** Opening Record excerpts block **
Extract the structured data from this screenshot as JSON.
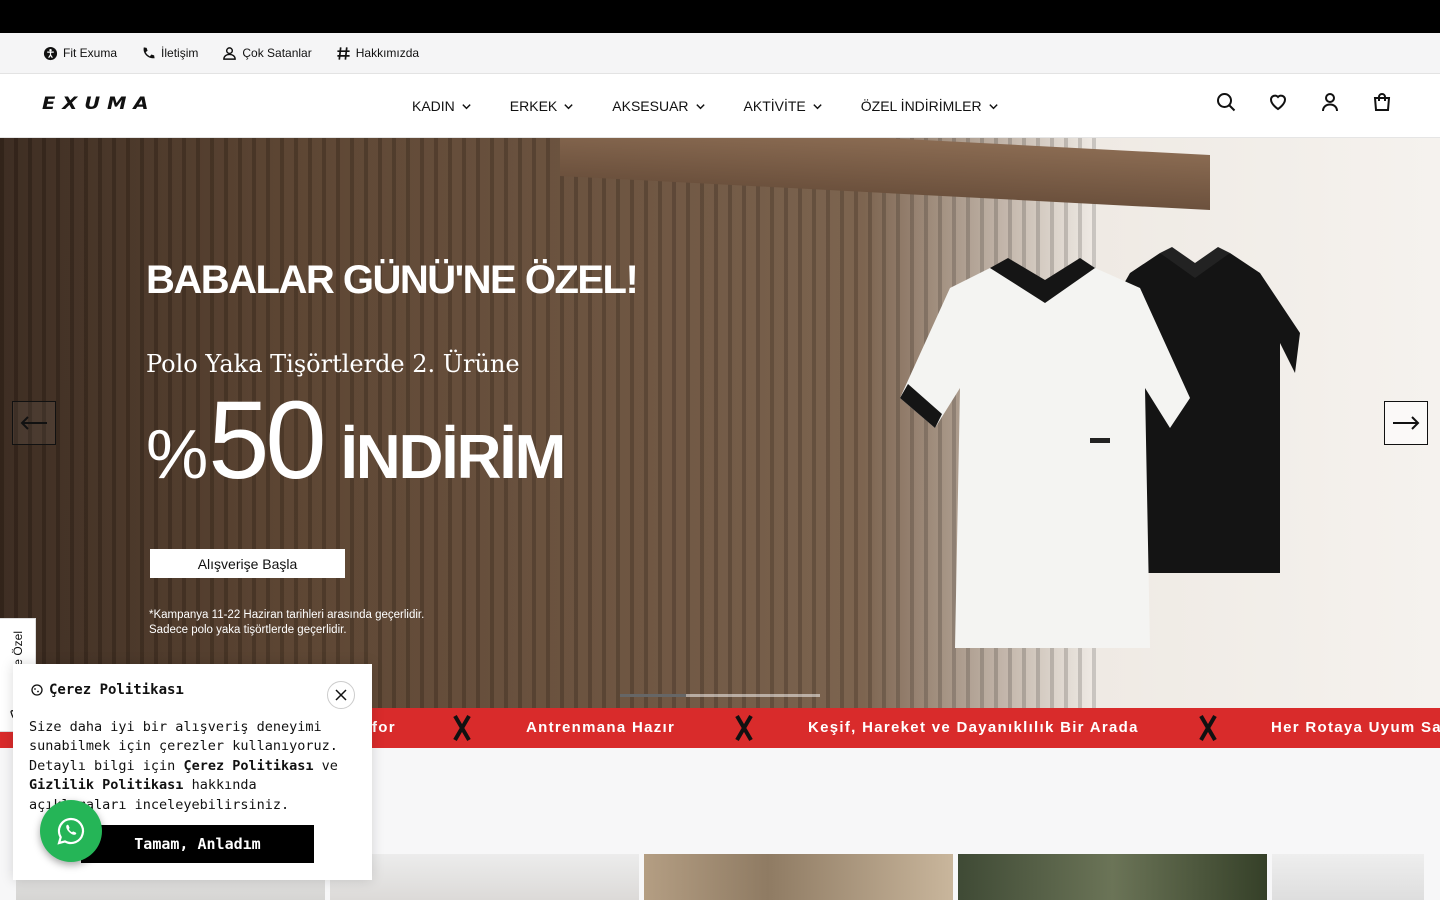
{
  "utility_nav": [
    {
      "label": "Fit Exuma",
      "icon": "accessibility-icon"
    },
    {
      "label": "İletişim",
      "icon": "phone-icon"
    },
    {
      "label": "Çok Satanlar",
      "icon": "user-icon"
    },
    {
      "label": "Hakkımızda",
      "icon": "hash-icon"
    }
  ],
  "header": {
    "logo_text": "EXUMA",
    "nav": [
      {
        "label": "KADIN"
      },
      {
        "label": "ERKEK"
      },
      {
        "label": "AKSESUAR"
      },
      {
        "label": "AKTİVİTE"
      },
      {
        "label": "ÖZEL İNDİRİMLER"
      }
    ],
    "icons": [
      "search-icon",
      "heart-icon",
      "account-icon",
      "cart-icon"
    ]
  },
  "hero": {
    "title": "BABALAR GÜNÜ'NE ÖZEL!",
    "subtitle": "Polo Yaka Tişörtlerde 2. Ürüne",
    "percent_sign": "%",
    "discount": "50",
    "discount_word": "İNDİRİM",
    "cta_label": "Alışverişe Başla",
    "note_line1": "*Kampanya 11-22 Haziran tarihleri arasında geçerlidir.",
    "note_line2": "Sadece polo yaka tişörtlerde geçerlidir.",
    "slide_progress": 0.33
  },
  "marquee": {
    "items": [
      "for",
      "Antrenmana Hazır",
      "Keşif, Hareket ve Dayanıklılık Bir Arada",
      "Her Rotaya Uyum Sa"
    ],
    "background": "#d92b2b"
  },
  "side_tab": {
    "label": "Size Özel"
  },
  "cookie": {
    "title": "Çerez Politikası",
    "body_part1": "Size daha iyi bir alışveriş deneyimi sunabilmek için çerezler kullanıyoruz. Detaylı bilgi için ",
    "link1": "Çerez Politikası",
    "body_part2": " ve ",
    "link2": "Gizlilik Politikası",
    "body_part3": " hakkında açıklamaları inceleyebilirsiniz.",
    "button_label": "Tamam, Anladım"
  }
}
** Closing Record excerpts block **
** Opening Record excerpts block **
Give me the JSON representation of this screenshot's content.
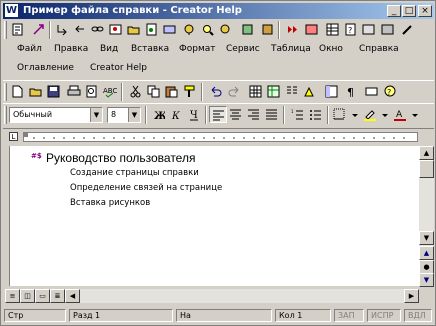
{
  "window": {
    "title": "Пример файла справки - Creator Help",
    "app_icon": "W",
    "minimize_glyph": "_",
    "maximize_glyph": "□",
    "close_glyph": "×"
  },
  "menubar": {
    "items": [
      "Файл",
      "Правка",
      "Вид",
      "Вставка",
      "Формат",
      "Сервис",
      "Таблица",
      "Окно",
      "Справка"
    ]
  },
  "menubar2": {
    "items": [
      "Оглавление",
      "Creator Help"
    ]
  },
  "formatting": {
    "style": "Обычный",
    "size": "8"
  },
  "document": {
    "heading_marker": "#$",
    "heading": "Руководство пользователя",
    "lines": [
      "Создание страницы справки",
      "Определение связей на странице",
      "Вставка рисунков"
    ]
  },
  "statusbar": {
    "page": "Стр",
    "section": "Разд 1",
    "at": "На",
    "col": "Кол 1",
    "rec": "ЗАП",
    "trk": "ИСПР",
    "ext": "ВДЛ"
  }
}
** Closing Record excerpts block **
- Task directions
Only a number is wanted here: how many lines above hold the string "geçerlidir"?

- Written response
2